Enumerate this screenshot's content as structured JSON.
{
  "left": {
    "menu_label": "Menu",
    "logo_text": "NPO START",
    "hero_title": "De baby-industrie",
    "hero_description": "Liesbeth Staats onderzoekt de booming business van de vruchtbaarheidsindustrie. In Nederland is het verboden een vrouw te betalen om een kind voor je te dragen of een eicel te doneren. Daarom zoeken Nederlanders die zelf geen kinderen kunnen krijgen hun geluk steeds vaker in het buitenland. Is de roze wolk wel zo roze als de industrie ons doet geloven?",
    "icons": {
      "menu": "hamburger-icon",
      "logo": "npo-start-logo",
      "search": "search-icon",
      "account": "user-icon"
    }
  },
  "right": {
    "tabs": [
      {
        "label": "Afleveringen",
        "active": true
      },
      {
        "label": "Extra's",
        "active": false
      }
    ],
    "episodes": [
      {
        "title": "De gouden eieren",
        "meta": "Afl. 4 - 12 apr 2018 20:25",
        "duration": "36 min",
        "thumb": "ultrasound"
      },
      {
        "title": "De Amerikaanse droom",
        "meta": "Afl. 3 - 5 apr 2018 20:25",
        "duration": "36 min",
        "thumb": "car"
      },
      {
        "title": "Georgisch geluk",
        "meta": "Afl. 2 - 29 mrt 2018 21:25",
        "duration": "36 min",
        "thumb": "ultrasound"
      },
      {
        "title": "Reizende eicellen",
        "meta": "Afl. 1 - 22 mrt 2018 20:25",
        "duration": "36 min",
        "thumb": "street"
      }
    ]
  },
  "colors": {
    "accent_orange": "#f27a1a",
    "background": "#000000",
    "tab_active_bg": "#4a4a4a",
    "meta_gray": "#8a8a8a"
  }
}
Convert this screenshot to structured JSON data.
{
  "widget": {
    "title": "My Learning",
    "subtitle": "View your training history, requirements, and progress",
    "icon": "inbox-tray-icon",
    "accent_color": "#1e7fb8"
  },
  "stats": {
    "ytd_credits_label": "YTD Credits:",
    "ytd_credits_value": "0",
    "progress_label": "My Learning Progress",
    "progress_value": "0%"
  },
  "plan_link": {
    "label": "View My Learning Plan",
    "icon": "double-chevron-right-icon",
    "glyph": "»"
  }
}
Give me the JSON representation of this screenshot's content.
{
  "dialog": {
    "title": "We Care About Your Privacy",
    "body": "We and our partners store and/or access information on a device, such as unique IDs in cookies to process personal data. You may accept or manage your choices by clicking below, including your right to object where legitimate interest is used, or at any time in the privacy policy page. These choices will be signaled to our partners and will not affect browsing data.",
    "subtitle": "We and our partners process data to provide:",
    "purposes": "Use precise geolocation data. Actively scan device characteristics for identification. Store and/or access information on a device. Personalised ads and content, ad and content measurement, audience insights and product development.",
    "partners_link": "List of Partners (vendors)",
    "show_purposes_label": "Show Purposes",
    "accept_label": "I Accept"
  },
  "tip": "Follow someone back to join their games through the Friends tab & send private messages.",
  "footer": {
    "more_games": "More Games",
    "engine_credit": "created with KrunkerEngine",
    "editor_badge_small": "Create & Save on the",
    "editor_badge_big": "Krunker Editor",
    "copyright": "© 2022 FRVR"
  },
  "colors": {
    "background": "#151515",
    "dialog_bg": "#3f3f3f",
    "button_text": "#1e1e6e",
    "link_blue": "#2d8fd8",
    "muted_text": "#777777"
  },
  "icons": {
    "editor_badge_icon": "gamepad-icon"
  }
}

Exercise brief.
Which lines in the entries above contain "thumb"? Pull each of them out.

Reply to the exercise.
        "thumb": "ultrasound"
        "thumb": "car"
        "thumb": "ultrasound"
        "thumb": "street"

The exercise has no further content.